▶ _Material to process_
..............................
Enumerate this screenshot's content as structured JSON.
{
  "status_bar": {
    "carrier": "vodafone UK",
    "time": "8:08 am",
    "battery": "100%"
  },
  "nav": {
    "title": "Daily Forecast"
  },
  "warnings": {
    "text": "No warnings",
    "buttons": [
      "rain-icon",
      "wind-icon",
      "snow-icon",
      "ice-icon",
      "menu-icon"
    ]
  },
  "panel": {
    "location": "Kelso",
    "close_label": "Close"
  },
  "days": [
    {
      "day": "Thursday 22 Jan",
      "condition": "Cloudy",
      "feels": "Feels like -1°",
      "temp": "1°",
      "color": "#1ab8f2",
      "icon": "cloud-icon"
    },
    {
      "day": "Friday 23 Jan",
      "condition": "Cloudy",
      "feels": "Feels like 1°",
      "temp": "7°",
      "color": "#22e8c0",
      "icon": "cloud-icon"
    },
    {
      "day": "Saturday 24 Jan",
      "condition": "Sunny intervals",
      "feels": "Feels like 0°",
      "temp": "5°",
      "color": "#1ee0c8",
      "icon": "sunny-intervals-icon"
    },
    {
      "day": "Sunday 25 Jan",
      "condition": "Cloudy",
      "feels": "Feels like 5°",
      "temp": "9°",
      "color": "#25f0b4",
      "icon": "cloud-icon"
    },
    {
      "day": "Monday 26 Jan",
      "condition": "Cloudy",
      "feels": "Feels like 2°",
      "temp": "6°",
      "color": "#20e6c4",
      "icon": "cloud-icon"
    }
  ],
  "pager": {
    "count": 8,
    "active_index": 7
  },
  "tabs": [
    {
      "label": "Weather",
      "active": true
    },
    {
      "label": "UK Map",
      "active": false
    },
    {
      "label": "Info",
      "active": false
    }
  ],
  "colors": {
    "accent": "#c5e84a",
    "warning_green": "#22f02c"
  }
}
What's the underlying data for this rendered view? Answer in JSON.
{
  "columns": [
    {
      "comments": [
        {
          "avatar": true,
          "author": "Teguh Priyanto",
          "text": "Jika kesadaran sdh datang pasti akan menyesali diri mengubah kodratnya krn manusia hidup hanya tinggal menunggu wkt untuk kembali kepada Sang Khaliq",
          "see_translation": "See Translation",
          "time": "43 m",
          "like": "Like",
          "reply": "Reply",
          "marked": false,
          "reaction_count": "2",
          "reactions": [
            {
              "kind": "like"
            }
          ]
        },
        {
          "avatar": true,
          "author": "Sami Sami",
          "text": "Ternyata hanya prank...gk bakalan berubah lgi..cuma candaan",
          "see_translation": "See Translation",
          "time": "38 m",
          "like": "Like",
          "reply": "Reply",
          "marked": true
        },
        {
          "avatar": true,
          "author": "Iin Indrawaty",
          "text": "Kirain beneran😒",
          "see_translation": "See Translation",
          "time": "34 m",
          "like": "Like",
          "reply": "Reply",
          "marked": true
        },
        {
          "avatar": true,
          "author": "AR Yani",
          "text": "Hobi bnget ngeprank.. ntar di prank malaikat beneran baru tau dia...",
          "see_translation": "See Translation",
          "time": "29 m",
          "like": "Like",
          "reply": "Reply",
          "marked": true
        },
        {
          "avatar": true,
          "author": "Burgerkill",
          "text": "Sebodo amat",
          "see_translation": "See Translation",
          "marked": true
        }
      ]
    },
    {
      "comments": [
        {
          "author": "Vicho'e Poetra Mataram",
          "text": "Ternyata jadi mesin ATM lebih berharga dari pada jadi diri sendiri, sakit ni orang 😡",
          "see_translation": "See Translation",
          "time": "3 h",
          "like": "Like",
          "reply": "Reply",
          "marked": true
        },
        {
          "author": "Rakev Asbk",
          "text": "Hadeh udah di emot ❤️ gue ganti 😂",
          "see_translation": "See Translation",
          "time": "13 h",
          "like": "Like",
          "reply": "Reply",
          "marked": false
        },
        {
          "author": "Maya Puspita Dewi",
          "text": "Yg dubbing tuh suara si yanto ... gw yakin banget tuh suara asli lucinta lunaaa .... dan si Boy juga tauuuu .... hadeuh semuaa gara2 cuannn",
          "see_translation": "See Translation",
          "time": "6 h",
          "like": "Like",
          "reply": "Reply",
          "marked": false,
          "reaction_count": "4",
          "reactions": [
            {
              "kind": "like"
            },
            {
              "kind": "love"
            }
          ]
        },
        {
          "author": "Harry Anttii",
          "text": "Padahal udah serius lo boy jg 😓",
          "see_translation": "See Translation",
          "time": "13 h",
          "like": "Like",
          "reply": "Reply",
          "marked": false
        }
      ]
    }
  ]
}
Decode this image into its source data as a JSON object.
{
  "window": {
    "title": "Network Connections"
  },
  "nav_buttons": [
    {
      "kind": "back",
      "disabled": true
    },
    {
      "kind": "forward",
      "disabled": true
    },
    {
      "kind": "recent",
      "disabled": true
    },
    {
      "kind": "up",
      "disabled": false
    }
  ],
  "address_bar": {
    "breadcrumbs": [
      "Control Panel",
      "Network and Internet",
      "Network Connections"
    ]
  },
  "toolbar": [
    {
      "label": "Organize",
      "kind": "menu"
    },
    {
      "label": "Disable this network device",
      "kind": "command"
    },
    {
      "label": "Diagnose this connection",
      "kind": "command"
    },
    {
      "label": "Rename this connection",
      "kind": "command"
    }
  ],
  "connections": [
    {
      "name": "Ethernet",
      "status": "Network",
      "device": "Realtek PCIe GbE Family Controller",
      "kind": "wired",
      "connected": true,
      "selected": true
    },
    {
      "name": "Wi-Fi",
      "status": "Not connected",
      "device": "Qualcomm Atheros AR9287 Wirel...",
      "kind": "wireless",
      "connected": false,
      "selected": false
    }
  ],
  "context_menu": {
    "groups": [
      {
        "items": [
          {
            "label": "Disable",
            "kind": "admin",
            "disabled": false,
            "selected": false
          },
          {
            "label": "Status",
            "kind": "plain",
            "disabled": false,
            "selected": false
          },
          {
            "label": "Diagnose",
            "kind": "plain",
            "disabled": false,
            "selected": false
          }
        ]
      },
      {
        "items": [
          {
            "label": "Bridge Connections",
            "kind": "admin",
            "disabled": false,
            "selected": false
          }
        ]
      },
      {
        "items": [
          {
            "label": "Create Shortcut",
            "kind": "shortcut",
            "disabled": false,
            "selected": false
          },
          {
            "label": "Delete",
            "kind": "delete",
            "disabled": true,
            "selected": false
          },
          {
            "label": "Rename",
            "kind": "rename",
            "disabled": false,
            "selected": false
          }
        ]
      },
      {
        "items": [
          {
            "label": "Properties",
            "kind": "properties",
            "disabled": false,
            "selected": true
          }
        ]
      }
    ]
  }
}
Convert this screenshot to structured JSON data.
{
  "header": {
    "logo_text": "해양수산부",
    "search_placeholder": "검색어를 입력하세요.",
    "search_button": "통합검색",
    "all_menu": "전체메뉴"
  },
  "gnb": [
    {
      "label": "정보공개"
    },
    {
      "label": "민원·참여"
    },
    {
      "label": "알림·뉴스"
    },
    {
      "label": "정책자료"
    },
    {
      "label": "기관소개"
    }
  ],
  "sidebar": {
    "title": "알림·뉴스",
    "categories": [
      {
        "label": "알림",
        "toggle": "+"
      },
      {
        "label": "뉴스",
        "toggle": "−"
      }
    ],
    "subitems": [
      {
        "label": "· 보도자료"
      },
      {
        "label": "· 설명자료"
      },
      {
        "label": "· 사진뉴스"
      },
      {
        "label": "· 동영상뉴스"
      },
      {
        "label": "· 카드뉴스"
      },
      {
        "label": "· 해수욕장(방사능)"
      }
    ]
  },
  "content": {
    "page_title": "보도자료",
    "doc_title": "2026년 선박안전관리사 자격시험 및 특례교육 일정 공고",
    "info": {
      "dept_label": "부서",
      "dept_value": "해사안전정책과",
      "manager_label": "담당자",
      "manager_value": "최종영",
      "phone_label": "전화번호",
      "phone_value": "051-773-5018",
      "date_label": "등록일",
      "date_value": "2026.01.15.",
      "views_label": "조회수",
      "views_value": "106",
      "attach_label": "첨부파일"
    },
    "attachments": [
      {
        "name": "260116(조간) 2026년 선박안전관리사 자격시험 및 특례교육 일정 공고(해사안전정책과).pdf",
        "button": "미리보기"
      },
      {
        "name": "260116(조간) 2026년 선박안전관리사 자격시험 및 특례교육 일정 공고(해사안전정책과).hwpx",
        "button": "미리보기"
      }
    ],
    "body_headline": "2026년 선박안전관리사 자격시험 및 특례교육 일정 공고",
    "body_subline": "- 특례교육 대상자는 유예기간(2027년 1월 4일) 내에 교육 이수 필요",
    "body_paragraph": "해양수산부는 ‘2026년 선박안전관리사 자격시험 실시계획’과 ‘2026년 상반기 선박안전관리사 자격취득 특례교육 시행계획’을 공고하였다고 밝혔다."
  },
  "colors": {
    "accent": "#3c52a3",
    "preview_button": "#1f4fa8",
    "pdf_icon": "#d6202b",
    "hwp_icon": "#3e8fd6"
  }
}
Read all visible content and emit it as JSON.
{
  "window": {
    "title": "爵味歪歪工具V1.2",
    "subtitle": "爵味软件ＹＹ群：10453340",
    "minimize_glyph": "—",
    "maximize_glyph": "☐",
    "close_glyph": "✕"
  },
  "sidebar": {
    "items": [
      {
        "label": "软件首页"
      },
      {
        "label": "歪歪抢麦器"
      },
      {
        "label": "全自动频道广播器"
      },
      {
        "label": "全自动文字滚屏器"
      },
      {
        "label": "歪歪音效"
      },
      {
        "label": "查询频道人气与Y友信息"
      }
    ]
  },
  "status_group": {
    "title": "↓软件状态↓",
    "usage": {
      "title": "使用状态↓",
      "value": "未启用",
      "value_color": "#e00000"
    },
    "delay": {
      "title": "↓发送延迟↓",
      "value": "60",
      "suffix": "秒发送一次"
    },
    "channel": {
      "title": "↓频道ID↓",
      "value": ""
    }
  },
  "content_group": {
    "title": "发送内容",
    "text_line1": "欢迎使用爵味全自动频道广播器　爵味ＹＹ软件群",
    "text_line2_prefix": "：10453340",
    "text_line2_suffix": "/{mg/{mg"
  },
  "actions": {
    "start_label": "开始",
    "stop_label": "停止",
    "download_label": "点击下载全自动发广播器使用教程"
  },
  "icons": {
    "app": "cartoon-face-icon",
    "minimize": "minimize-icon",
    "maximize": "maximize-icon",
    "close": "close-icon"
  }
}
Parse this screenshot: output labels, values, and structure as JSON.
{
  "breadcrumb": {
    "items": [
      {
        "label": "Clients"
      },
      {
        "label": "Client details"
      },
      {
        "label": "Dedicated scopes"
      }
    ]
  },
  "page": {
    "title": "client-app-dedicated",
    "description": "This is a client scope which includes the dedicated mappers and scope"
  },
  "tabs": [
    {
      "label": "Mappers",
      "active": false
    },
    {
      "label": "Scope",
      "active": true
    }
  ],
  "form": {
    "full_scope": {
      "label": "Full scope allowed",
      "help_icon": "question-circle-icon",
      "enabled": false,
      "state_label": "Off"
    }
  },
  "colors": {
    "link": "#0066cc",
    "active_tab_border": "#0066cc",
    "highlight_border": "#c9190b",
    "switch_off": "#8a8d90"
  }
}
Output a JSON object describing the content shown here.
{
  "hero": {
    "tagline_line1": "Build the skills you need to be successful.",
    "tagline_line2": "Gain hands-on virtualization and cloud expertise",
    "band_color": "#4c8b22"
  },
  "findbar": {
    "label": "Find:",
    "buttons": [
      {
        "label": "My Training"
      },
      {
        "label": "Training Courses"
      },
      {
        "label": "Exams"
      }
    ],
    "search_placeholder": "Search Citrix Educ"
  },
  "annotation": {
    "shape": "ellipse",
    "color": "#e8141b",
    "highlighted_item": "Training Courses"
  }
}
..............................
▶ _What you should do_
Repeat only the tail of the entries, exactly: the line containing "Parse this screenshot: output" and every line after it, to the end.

▶ _Result of the exercise_
Parse this screenshot: output labels, values, and structure as JSON.
{
  "breadcrumb": {
    "items": [
      {
        "label": "Clients"
      },
      {
        "label": "Client details"
      },
      {
        "label": "Dedicated scopes"
      }
    ]
  },
  "page": {
    "title": "client-app-dedicated",
    "description": "This is a client scope which includes the dedicated mappers and scope"
  },
  "tabs": [
    {
      "label": "Mappers",
      "active": false
    },
    {
      "label": "Scope",
      "active": true
    }
  ],
  "form": {
    "full_scope": {
      "label": "Full scope allowed",
      "help_icon": "question-circle-icon",
      "enabled": false,
      "state_label": "Off"
    }
  },
  "colors": {
    "link": "#0066cc",
    "active_tab_border": "#0066cc",
    "highlight_border": "#c9190b",
    "switch_off": "#8a8d90"
  }
}
Output a JSON object describing the content shown here.
{
  "hero": {
    "tagline_line1": "Build the skills you need to be successful.",
    "tagline_line2": "Gain hands-on virtualization and cloud expertise",
    "band_color": "#4c8b22"
  },
  "findbar": {
    "label": "Find:",
    "buttons": [
      {
        "label": "My Training"
      },
      {
        "label": "Training Courses"
      },
      {
        "label": "Exams"
      }
    ],
    "search_placeholder": "Search Citrix Educ"
  },
  "annotation": {
    "shape": "ellipse",
    "color": "#e8141b",
    "highlighted_item": "Training Courses"
  }
}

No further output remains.